نتیجه گیری انگلیسی
We analyze a periodic review joint pricing and inventory problem of a single item with stochastic demand subject to reference effects. The demand is dependent on the current price and the price history which is captured by the reference price. The randomness is due an additive and a multiplicative random term. In general, we show the following. First we analyze the effect of the reference price mechanism and show that ‘high’ dependence on a ‘good’ history increases the profit. Next we study the value of dynamic programming by comparing an optimally acting firm with a myopic firm. We show that dynamic programming yields a substantial increase in the profit. It turns out that dynamic programming has greater importance when (i) time horizon is short, (ii) profit margin is low, (iii) inventory related costs are low and (iv) the variance is high. It is observed that the myopic firm suffers more from the revenue, rather than the inventory related costs. The myopic firm undershoots both the optimal order-up-to level and price. Although effect of α seems not to have a certain structure, the difference in profits decreases with initial reference price levels. Finally, we study the value of (correctly) modeling the problem with the reference effects. We show that if a firm cannot recognize the existence of the reference effect, then it loses relatively high profits when (i) initial reference price is low, (ii) reference price depends heavily on the past and (iii) the planning horizon is short. The decrease in profits is shown to be statistically significant especially when inventory related costs (or optimal inventory level) are low. It turns out that estimating the initial reference price correctly is more crucial than estimating the correct evolution parameter. We study the problem of joint inventory and pricing under reference effect on a particular demand model given in the literature. We provide some insights using numerical computation and simulation. The analytical results for this problem is the major future direction.

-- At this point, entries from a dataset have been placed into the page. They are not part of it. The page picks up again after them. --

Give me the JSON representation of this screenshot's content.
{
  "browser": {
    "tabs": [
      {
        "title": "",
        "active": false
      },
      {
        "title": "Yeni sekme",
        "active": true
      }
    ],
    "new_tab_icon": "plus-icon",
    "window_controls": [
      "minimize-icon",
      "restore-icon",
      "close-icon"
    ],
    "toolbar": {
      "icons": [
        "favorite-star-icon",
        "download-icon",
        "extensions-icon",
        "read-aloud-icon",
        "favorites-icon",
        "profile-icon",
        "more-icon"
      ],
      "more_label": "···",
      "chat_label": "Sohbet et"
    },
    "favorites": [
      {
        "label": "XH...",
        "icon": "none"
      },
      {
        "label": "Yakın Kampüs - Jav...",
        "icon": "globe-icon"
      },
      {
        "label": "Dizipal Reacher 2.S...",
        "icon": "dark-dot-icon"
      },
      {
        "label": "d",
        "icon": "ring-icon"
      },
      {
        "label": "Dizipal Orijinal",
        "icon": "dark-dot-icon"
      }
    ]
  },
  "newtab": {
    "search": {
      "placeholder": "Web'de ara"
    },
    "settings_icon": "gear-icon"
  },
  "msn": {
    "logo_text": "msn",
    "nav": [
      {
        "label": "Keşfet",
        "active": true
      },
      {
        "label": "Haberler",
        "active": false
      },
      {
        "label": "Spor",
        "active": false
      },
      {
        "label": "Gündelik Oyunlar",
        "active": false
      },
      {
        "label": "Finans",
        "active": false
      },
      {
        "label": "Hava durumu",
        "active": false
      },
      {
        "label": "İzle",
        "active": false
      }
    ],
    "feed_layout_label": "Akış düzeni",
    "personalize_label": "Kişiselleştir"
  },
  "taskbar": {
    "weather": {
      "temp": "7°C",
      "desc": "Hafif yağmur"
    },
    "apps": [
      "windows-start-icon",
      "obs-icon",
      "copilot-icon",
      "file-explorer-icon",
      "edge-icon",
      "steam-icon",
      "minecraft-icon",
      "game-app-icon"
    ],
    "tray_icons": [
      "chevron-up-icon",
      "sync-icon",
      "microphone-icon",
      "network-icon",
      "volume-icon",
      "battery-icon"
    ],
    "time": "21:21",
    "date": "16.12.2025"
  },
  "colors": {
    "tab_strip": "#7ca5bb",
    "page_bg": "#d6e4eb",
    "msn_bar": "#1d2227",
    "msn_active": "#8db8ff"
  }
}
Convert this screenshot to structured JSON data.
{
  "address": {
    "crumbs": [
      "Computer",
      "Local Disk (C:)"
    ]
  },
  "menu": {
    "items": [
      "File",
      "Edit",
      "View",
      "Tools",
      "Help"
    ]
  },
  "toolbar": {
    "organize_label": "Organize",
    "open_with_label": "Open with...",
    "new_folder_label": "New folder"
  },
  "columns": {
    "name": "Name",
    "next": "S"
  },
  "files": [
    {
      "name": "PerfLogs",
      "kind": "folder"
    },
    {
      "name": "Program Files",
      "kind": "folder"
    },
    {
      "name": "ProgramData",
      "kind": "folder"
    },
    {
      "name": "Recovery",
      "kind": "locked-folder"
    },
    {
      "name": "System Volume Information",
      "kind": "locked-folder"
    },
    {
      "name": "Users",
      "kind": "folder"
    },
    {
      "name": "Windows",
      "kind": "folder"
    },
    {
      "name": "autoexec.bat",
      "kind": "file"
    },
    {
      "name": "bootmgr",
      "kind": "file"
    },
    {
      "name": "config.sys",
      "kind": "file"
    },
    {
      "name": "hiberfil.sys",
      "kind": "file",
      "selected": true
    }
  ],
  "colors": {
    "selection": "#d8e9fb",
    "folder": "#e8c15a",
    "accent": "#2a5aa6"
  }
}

The second future direction is to study (numerical or analytical) the case where the unsatisfied orders are lost, instead of being backordered.